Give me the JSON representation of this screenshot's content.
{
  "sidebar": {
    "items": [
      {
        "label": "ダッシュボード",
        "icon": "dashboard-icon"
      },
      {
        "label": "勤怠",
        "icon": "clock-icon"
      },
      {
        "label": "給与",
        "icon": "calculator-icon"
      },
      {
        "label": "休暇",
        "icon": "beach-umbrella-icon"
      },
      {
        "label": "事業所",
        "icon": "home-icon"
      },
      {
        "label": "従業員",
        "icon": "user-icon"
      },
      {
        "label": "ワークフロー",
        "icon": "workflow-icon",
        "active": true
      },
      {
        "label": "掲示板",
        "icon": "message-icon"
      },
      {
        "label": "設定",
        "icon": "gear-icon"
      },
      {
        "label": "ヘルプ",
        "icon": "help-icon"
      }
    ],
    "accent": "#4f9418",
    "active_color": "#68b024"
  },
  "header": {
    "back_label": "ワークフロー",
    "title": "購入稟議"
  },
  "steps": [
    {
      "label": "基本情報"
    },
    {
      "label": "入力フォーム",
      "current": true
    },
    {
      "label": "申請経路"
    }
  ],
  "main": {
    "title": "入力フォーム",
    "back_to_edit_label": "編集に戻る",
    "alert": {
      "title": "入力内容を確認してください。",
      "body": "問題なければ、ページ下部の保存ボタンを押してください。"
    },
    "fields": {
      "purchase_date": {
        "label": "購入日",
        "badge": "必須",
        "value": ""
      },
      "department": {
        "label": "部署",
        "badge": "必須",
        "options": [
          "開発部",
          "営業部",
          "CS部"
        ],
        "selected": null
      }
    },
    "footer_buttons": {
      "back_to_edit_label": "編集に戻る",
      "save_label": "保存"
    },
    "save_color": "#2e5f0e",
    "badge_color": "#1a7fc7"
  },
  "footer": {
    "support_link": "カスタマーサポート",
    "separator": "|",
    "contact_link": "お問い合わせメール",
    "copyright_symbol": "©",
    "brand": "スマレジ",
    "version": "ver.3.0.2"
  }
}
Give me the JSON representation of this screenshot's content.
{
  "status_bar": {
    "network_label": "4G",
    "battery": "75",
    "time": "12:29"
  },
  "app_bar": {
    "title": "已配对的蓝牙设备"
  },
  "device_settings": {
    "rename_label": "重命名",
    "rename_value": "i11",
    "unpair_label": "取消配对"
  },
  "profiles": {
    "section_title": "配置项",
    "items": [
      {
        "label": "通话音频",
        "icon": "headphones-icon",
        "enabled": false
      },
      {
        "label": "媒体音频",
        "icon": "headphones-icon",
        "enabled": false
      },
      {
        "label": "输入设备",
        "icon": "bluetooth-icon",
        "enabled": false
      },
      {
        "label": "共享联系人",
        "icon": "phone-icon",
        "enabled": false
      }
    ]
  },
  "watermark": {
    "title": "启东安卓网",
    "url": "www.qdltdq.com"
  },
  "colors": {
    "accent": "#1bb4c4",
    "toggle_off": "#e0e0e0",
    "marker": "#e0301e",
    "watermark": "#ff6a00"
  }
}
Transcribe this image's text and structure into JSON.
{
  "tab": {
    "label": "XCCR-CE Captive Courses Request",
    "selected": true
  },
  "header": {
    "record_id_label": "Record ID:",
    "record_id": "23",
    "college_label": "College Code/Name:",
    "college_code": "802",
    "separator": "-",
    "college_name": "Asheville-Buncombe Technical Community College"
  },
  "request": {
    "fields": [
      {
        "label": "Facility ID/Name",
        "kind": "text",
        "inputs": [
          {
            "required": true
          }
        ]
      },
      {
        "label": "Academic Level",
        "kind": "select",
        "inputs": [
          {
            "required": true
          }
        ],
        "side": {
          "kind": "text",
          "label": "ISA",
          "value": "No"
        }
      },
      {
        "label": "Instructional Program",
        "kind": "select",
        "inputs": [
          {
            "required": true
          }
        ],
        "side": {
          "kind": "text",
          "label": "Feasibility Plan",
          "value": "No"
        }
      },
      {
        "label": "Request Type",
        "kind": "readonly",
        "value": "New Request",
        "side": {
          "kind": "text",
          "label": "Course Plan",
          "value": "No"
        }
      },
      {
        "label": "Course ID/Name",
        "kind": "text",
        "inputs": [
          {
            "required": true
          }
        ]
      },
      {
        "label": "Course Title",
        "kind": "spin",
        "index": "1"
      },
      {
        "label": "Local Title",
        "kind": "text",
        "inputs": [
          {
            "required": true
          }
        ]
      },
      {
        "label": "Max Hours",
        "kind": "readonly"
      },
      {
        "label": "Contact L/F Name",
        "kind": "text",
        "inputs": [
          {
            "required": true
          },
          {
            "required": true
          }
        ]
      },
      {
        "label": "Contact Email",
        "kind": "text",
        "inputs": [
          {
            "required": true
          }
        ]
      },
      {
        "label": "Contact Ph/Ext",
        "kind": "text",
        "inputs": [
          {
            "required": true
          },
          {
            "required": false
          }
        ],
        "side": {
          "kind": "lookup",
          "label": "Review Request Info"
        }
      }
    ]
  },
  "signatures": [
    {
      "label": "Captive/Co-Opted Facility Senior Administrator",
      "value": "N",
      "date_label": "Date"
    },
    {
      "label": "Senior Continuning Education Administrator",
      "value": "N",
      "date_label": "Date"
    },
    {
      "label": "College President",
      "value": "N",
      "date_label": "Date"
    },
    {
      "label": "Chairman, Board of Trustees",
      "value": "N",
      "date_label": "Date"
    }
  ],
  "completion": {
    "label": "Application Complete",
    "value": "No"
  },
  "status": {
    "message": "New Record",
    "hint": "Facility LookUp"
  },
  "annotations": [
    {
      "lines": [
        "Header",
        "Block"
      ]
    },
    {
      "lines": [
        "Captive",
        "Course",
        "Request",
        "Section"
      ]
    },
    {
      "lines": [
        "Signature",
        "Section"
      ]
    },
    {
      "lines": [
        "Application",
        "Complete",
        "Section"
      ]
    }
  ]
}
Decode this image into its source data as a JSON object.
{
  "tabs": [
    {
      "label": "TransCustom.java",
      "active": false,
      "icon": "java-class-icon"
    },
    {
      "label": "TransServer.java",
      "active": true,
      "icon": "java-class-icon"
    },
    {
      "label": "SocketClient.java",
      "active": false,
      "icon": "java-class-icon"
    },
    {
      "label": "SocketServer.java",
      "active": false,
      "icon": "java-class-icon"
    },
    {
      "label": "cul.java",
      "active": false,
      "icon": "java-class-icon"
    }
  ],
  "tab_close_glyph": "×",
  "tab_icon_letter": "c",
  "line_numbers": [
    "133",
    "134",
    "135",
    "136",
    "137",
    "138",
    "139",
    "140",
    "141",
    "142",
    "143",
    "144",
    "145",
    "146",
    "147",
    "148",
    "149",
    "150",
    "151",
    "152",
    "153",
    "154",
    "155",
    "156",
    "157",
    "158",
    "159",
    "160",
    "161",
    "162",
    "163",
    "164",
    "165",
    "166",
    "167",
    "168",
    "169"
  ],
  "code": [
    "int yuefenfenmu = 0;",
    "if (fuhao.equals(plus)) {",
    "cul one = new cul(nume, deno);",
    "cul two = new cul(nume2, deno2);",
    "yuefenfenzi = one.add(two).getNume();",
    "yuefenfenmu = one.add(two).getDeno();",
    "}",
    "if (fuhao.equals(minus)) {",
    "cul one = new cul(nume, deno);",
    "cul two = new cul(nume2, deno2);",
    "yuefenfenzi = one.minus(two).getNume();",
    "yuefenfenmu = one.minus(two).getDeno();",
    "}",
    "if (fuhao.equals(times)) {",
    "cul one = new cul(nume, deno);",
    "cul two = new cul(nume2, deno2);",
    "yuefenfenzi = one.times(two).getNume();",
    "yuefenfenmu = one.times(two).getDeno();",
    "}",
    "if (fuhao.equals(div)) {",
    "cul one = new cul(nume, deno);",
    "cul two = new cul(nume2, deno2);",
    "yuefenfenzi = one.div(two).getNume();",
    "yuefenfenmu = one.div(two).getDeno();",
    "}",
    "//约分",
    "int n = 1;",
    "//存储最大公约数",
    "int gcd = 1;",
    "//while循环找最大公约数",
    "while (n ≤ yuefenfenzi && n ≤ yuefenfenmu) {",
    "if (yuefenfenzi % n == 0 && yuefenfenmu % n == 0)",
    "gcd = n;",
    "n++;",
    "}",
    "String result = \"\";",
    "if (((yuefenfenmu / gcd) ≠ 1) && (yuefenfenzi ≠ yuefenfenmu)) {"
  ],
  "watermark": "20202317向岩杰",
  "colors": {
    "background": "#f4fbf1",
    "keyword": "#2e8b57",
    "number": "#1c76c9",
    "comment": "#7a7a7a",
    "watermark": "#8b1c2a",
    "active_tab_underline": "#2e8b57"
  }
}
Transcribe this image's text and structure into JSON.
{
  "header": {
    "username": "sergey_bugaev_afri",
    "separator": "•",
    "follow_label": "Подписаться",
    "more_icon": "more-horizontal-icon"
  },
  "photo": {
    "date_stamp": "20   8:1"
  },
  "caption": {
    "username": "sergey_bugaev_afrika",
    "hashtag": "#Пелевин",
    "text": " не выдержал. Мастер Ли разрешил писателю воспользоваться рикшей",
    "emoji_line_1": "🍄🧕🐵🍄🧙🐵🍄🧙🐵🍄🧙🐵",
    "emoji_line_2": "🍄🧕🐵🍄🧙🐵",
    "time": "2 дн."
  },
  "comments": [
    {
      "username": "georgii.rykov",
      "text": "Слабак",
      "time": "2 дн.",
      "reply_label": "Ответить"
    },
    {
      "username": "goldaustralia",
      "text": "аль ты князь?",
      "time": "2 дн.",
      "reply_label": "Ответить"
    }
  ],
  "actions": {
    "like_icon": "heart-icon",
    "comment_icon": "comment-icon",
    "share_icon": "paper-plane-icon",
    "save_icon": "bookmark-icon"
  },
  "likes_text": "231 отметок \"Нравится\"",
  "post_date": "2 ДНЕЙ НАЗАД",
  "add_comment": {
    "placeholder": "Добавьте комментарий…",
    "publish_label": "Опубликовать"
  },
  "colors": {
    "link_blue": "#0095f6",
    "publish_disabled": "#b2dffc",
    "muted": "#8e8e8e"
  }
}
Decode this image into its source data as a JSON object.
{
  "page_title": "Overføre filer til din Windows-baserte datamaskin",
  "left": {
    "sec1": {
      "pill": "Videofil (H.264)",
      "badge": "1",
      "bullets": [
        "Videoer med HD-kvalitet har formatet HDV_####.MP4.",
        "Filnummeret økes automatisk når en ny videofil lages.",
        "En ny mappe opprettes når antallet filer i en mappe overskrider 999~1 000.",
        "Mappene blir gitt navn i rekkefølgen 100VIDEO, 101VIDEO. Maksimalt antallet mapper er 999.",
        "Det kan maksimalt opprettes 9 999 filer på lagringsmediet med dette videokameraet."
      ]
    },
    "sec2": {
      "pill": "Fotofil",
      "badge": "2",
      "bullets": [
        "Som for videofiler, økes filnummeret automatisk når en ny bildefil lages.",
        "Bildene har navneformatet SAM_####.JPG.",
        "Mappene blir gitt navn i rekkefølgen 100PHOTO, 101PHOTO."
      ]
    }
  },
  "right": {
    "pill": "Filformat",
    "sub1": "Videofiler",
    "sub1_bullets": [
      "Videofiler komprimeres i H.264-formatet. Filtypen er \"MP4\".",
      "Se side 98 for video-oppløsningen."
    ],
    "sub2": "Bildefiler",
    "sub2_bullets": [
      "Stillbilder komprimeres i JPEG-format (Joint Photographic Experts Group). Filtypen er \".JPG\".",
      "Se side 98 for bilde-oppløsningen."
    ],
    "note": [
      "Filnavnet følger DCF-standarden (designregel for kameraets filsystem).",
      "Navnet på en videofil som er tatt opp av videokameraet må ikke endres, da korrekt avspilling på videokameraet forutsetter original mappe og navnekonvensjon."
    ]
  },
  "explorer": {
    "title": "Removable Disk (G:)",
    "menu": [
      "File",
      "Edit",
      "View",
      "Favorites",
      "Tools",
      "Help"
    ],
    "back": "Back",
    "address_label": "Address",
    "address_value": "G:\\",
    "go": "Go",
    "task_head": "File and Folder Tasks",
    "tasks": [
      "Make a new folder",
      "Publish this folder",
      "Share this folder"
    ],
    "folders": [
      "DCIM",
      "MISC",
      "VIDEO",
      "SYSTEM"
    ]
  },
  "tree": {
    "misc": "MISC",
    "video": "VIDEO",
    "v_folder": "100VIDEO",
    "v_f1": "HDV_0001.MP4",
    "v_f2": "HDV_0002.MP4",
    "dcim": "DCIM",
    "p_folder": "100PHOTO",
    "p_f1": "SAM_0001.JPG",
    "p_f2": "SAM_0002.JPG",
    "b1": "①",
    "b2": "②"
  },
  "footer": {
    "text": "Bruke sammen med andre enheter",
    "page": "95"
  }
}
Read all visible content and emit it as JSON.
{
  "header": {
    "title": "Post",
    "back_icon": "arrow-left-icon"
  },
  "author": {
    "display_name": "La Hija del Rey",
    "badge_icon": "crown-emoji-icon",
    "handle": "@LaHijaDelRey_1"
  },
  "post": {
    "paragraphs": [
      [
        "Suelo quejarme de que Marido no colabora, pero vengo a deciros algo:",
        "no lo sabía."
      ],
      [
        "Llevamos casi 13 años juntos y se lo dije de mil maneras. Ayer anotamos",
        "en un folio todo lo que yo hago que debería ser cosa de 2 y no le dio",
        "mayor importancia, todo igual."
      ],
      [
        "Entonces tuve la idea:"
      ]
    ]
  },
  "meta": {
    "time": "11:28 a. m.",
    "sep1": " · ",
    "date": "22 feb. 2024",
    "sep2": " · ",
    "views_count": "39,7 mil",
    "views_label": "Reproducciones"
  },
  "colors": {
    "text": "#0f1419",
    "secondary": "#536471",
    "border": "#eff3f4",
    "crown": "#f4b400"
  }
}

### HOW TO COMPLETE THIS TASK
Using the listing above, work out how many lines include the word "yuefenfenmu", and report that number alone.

### OUTPUT BELOW
8